Often classed as one of the seven wonders of the natural world, Niagara Falls is a pretty impressive place to visit. Staying just a half hour drive away in Buffalo, we would have been mad not to go and see them during our trip to the USA. Sure enough, seeing the falls was one of the highlights of our time in Buffalo and was certainly the most impressive sight that we saw.
Even though I knew that the city of Niagara Falls was fairly built up and situated right next to the actual waterfalls, I was surprised at just how close it was. The huge man-made hotels and flashy casinos just didn’t look like they belonged that close to such an incredible natural geographical feature. The four Upper Great Lakes of the USA contain one fifth of all the fresh water in the world, and all the outflow empties into Niagara river, eventually cascading over the falls. You can’t really believe just how powerful it is until you’re right up close to it, soaked in its spray and unable to hear anything except the roar of water.
Our visit to the falls wasn’t quite what we’d planned. Approaching from the American side, we’d wanted to visit the Cave of the Winds and walk behind the American Falls, as well as taking the infamous Maid of the Mist – but unfortunately both of them were closed. Visiting in mid-May, there was still a risk of ice and there were clearly some repairs needed to the infrastructure on the American side. The Canadian Hornblower was running, but the queues were huge and we decided we’d be better off just seeing what we could from both sides. It means if we ever go back we’ll still have plenty to do!

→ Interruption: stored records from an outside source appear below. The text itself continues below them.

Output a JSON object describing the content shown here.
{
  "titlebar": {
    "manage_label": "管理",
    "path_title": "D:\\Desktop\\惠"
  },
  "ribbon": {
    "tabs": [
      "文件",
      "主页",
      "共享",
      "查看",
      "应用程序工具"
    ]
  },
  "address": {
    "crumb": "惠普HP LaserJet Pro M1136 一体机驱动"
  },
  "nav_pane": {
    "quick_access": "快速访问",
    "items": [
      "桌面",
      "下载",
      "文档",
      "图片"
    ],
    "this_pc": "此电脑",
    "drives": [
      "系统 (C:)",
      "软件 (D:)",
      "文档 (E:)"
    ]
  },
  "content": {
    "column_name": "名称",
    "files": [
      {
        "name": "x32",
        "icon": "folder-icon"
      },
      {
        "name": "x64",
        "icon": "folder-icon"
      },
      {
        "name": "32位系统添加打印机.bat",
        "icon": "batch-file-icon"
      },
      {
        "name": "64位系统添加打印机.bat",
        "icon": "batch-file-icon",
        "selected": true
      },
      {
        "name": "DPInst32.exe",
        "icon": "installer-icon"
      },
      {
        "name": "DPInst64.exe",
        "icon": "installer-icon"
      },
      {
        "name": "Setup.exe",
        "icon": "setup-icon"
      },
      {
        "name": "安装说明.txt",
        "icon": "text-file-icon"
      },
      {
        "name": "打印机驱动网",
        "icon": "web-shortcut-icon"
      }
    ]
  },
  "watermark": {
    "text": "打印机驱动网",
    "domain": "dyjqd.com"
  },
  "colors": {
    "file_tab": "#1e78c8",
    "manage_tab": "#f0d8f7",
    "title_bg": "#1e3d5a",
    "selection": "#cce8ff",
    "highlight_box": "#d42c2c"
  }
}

We started off at Terrapin Point on the American side to see the Horseshoe falls. There was so much spray and mist that initially we couldn’t really see that much, although where the water tumbled over the edge you could see just how clear the water was. As well as being noisy, it was several degrees cooler stood right next to the waterfall but I didn’t really mind because it was such a hot day.
From here, we walked over to see the American falls and Bridal fall. This was where I have to admit I was a little surprised as I hadn’t realised that they were significantly separate to the Horseshoes falls which are so famous in photographs. There’s quite a chunky piece of land separating them! It was here that I quite liked just watching the river leading up to the falls as you could really see how strong the current was in the rapids.
I was really keen to see the falls from the Canadian side as well so we’d made sure that we’d brought our passports with us so that we could cross the border. Although I was told that the view would be just the same, I’d strongly recommend seeing the falls from both sides. In my opinion the view from the Canadian side was much better, although it was much more crowded and touristy. We walked across the border over Rainbow Bridge. It was incredibly windy walking across but there’s a good view on the way. It was somewhat surreal getting my passport stamped to go into another country for about an hour, but worth it. The bridge crossing cost $1 and we just needed our passport.
When you get across to the other side, I’d recommend just walking along slowly until you reach the Horseshoe falls. You’ll be able to look out at the American and Bridal falls head-on, and then will get a much clearer view of the curve of the horseshoe. We got a lot wetter on the Canadian side, so something to be aware of for a day when it isn’t quite as hot. It was pretty crowded along the railings, but we still managed to squeeze in at regular intervals and take the photos we wanted to.
Although we could have done pretty much everything from a zipline alongside the falls to a 4D experience of ‘Niagara’s Fury’, we decided to forgo the attractions. Instead, we drove out along Niagara Gorge a little way and through wine country towards Lake Ontario. This gave us a chance to see the scale of one of the Great Lakes. I also fell in love with some of the beautiful lake side houses that we passed.
We stopped off in Olcott for a bite to eat and to wander around the cute little seaside style gift shops. Again, it was much cooler being close to the water of the lake. Usually there is a little beach there, but it was closed because the water was too high. It was a cute little town and the sort of place I can imagine getting very busy on a weekend in the height of summer with daytrippers and people on holiday.
I was blown away by Niagara Falls, and although the city on the Canadian side being so close spoiled it a little bit for me, it’s definitely worth making the time to go and see. I’d like to go back and see it at night, or in winter when it’s frozen, or even just return in the summer to go on the Maid of the Mist (although I’m not sure I’d enjoy the crowds). Buffalo was a really good base for exploring the falls and one to consider if you want to avoid the touristy crowds across the border.
Have you been to Niagara Falls? What did you think?